Following a landmark vote in the House of Commons yesterday (January 15) on Prime Minister Theresa May’s Brexit deal, the terms of Britain’s exit from the EU was vastly rejected by 230 MPs in a historic defeat.
With the deadline looming for the UK to leave the European Union (EU) on March 29, the level of uncertainty has surged on the departure and what this could mean for the country’s digital advertising and marketing industry as a whole.
As negotiations return to square one and the daunting prospect of departing the EU without an agreement deal, advertising and marketing companies have given their views on the matter and how this could impact the digital industry.
Data flows to a halt
In wake of yesterday’s vote in Parliament, the Direct Marketing Association’s chief executive Chris Combemale said to Research Live it is now imperative that the government form a plan B and avoid “a no-deal Brexit at all costs” adding that leaving without a deal would create “severe uncertainty for the data and marketing sector and could potentially bring EU to UK data flows to a halt.”

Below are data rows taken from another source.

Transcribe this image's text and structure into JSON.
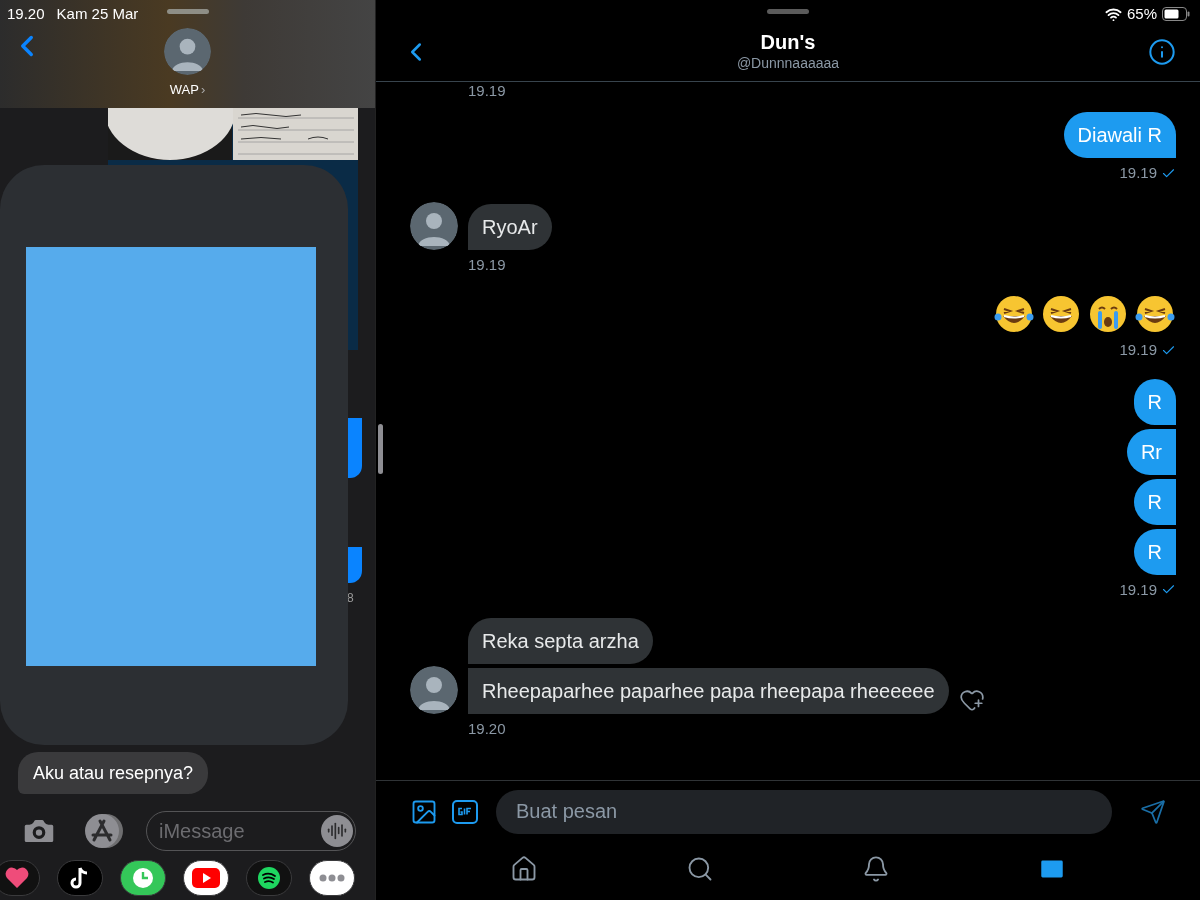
{
  "left_app": {
    "status_bar": {
      "time": "19.20",
      "date": "Kam 25 Mar"
    },
    "contact": {
      "name": "WAP",
      "chevron": "›"
    },
    "hidden_timestamp": "8",
    "last_message": {
      "text": "Aku atau resepnya?"
    },
    "composer": {
      "placeholder": "iMessage"
    }
  },
  "right_app": {
    "status_bar": {
      "battery": "65%"
    },
    "header": {
      "title": "Dun's",
      "handle": "@Dunnnaaaaaa"
    },
    "top_timestamp": "19.19",
    "messages": [
      {
        "kind": "sent",
        "bubbles": [
          "Diawali R"
        ],
        "time": "19.19",
        "read": true
      },
      {
        "kind": "received",
        "bubbles": [
          "RyoAr"
        ],
        "time": "19.19"
      },
      {
        "kind": "emoji",
        "time": "19.19",
        "read": true
      },
      {
        "kind": "sent",
        "bubbles": [
          "R",
          "Rr",
          "R",
          "R"
        ],
        "time": "19.19",
        "read": true
      },
      {
        "kind": "received",
        "bubbles": [
          "Reka septa arzha",
          "Rheepaparhee paparhee papa rheepapa rheeeeee"
        ],
        "time": "19.20",
        "like_button": true
      }
    ],
    "composer": {
      "placeholder": "Buat pesan"
    },
    "tabs": [
      {
        "kind": "home",
        "selected": false
      },
      {
        "kind": "search",
        "selected": false
      },
      {
        "kind": "notifications",
        "selected": false
      },
      {
        "kind": "messages",
        "selected": true
      }
    ]
  }
}
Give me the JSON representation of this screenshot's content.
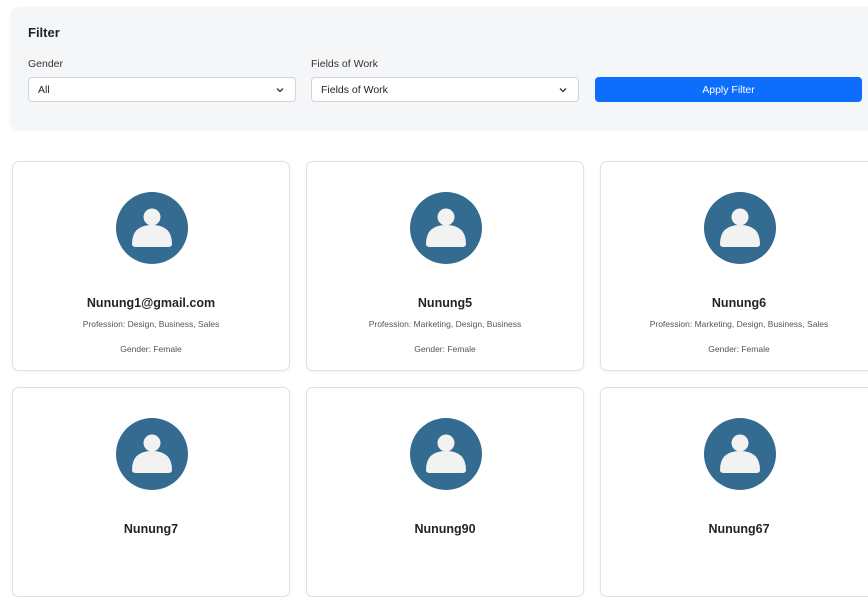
{
  "filter": {
    "title": "Filter",
    "gender_label": "Gender",
    "gender_value": "All",
    "work_label": "Fields of Work",
    "work_value": "Fields of Work",
    "apply_label": "Apply Filter"
  },
  "colors": {
    "accent": "#0d6efd",
    "avatar_bg": "#336b91",
    "avatar_fg": "#f2f2f2"
  },
  "profiles": [
    {
      "name": "Nunung1@gmail.com",
      "profession": "Profession: Design, Business, Sales",
      "gender": "Gender: Female"
    },
    {
      "name": "Nunung5",
      "profession": "Profession: Marketing, Design, Business",
      "gender": "Gender: Female"
    },
    {
      "name": "Nunung6",
      "profession": "Profession: Marketing, Design, Business, Sales",
      "gender": "Gender: Female"
    },
    {
      "name": "Nunung7"
    },
    {
      "name": "Nunung90"
    },
    {
      "name": "Nunung67"
    }
  ]
}
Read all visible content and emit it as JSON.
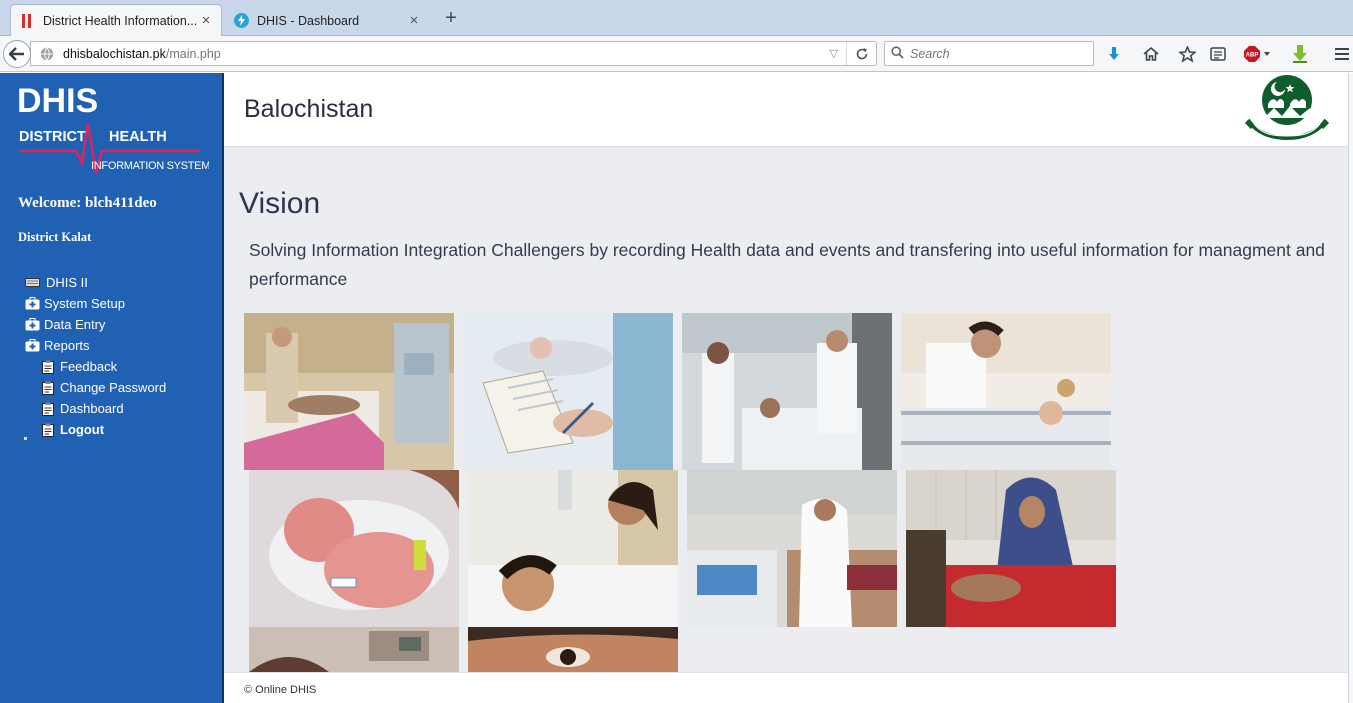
{
  "browser": {
    "tabs": [
      {
        "title": "District Health Information...",
        "close": "×"
      },
      {
        "title": "DHIS - Dashboard",
        "close": "×"
      }
    ],
    "new_tab": "+",
    "url_host": "dhisbalochistan.pk",
    "url_path": "/main.php",
    "search_placeholder": "Search"
  },
  "sidebar": {
    "logo": {
      "line1": "DHIS",
      "district": "DISTRICT",
      "health": "HEALTH",
      "info": "INFORMATION SYSTEM"
    },
    "welcome": "Welcome:  blch411deo",
    "district": "District Kalat",
    "menu": [
      {
        "label": "DHIS II"
      },
      {
        "label": "System Setup"
      },
      {
        "label": "Data Entry"
      },
      {
        "label": "Reports"
      },
      {
        "label": "Feedback"
      },
      {
        "label": "Change Password"
      },
      {
        "label": "Dashboard"
      },
      {
        "label": "Logout"
      }
    ]
  },
  "header": {
    "title": "Balochistan"
  },
  "vision": {
    "title": "Vision",
    "text": "Solving Information Integration Challengers by recording Health data and events and transfering into useful information for managment and performance"
  },
  "photos": [
    {
      "name": "patient-dialysis-photo"
    },
    {
      "name": "nurse-clipboard-photo"
    },
    {
      "name": "doctor-nurse-ward-photo"
    },
    {
      "name": "doctor-child-bed-photo"
    },
    {
      "name": "newborn-baby-photo"
    },
    {
      "name": "nurse-child-photo"
    },
    {
      "name": "crowded-ward-photo"
    },
    {
      "name": "mother-child-photo"
    },
    {
      "name": "hospital-room-photo"
    },
    {
      "name": "child-eye-closeup-photo"
    }
  ],
  "footer": {
    "text": "© Online DHIS"
  },
  "colors": {
    "sidebar": "#2161b3",
    "accent_red": "#e0245e",
    "main_bg": "#ebedf1"
  }
}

“The UK needs to be granted adequacy status by the EU Commission but the process can take years to complete. Adequacy status allows personal data to be freely exchanged, just like the UK currently does as a member of the EU. There must be a transitional period for the UK to gain adequacy status and therefore prevent disruptions to the free flow of data,” he said.
“For example, a UK-based company that has EU customers may use an EU-based data centre, but the information is processed at the UK HQ. If the UK leaves the EU without a data deal this company would lose access to its own data, as transfers from the EU to the UK would be prohibited. The company would need to find a new supplier or may move operations to the EU, so it can efficiently serve EU-based customers and not have to worry about transferring data. Therefore, it is vital that the free flow of data is maintained.”
In a similar response, the UK advertising industry has called for the government for a no-deal Brexit to be “taken off the table” entirely.
“Our position is that there are three essentials the government must negotiate as a minimum for the advertising industry: continued cross-border data flows; plurality of broadcasting channels to carry cross-border advertising; and a flexible migration system that allows continued access to the best talent,” said Stephen Woodford, chief executive at the Advertising Association.
The IPA’s latest Bellwether survey published today (January 16) found that marketing growth had flatlined in Q4 2018 as economic uncertainty surrounding Brexit continues.
“Despite last night’s vote, we still don’t know for certain what sort of Brexit we will have, but we have provided our agencies with comprehensive legal guidance to cover all possible scenarios,” said IPA’s director general Paul Bainfair; “There are still certain issues that must be addressed, and our biggest concerns remain around guaranteeing continued cross-border data flows and ensuring that we are still able to attract and retains the best talent from across the world. However, leaving the EU also provides real opportunities for the UK advertising industry to reassert itself as the best in the world and work more closely with markets including China and the US.”